→ Data for this exercise
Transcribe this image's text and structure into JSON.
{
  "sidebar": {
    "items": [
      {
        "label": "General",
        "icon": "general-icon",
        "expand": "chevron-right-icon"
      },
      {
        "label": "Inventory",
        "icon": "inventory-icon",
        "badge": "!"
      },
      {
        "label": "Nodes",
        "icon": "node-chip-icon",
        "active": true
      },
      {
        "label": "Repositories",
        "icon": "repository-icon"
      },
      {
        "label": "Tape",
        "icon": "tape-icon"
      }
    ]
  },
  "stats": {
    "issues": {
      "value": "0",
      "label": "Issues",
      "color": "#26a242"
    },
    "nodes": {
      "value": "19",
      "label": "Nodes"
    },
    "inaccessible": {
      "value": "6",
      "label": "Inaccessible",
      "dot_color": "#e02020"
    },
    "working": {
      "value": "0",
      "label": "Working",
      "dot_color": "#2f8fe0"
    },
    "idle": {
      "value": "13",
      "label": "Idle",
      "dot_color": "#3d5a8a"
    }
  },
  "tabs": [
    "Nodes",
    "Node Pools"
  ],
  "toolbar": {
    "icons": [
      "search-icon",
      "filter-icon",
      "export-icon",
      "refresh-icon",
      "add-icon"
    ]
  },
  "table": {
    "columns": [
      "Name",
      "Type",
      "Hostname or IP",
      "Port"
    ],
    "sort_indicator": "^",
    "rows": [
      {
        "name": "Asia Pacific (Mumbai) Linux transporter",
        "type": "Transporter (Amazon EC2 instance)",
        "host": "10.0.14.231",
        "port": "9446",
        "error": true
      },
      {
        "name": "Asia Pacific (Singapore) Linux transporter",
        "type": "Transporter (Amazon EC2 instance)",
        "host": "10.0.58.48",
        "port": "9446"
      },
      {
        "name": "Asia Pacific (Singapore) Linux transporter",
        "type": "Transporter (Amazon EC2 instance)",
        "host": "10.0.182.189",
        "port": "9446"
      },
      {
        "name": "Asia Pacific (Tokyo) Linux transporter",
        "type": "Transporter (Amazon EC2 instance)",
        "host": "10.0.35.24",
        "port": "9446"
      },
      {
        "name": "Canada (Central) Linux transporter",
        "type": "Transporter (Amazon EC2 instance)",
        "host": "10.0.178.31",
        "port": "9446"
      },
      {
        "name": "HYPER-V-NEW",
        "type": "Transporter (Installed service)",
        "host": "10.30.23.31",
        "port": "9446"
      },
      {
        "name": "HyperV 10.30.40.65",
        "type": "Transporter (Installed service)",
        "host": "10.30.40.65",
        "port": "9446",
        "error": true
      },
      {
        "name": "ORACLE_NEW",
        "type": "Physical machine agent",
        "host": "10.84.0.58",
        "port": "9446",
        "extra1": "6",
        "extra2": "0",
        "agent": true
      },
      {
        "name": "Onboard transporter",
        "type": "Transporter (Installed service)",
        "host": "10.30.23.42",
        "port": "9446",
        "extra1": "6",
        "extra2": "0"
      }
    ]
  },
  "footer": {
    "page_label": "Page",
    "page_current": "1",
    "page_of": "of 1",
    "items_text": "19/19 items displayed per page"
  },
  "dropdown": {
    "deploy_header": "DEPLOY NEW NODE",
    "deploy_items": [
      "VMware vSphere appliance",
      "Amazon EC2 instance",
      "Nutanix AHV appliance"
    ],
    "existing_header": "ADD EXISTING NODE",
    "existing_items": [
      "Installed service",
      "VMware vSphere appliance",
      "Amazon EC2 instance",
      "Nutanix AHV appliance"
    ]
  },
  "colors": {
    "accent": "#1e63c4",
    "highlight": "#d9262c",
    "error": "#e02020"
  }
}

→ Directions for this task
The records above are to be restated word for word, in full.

→ Result
Transcribe this image's text and structure into JSON.
{
  "sidebar": {
    "items": [
      {
        "label": "General",
        "icon": "general-icon",
        "expand": "chevron-right-icon"
      },
      {
        "label": "Inventory",
        "icon": "inventory-icon",
        "badge": "!"
      },
      {
        "label": "Nodes",
        "icon": "node-chip-icon",
        "active": true
      },
      {
        "label": "Repositories",
        "icon": "repository-icon"
      },
      {
        "label": "Tape",
        "icon": "tape-icon"
      }
    ]
  },
  "stats": {
    "issues": {
      "value": "0",
      "label": "Issues",
      "color": "#26a242"
    },
    "nodes": {
      "value": "19",
      "label": "Nodes"
    },
    "inaccessible": {
      "value": "6",
      "label": "Inaccessible",
      "dot_color": "#e02020"
    },
    "working": {
      "value": "0",
      "label": "Working",
      "dot_color": "#2f8fe0"
    },
    "idle": {
      "value": "13",
      "label": "Idle",
      "dot_color": "#3d5a8a"
    }
  },
  "tabs": [
    "Nodes",
    "Node Pools"
  ],
  "toolbar": {
    "icons": [
      "search-icon",
      "filter-icon",
      "export-icon",
      "refresh-icon",
      "add-icon"
    ]
  },
  "table": {
    "columns": [
      "Name",
      "Type",
      "Hostname or IP",
      "Port"
    ],
    "sort_indicator": "^",
    "rows": [
      {
        "name": "Asia Pacific (Mumbai) Linux transporter",
        "type": "Transporter (Amazon EC2 instance)",
        "host": "10.0.14.231",
        "port": "9446",
        "error": true
      },
      {
        "name": "Asia Pacific (Singapore) Linux transporter",
        "type": "Transporter (Amazon EC2 instance)",
        "host": "10.0.58.48",
        "port": "9446"
      },
      {
        "name": "Asia Pacific (Singapore) Linux transporter",
        "type": "Transporter (Amazon EC2 instance)",
        "host": "10.0.182.189",
        "port": "9446"
      },
      {
        "name": "Asia Pacific (Tokyo) Linux transporter",
        "type": "Transporter (Amazon EC2 instance)",
        "host": "10.0.35.24",
        "port": "9446"
      },
      {
        "name": "Canada (Central) Linux transporter",
        "type": "Transporter (Amazon EC2 instance)",
        "host": "10.0.178.31",
        "port": "9446"
      },
      {
        "name": "HYPER-V-NEW",
        "type": "Transporter (Installed service)",
        "host": "10.30.23.31",
        "port": "9446"
      },
      {
        "name": "HyperV 10.30.40.65",
        "type": "Transporter (Installed service)",
        "host": "10.30.40.65",
        "port": "9446",
        "error": true
      },
      {
        "name": "ORACLE_NEW",
        "type": "Physical machine agent",
        "host": "10.84.0.58",
        "port": "9446",
        "extra1": "6",
        "extra2": "0",
        "agent": true
      },
      {
        "name": "Onboard transporter",
        "type": "Transporter (Installed service)",
        "host": "10.30.23.42",
        "port": "9446",
        "extra1": "6",
        "extra2": "0"
      }
    ]
  },
  "footer": {
    "page_label": "Page",
    "page_current": "1",
    "page_of": "of 1",
    "items_text": "19/19 items displayed per page"
  },
  "dropdown": {
    "deploy_header": "DEPLOY NEW NODE",
    "deploy_items": [
      "VMware vSphere appliance",
      "Amazon EC2 instance",
      "Nutanix AHV appliance"
    ],
    "existing_header": "ADD EXISTING NODE",
    "existing_items": [
      "Installed service",
      "VMware vSphere appliance",
      "Amazon EC2 instance",
      "Nutanix AHV appliance"
    ]
  },
  "colors": {
    "accent": "#1e63c4",
    "highlight": "#d9262c",
    "error": "#e02020"
  }
}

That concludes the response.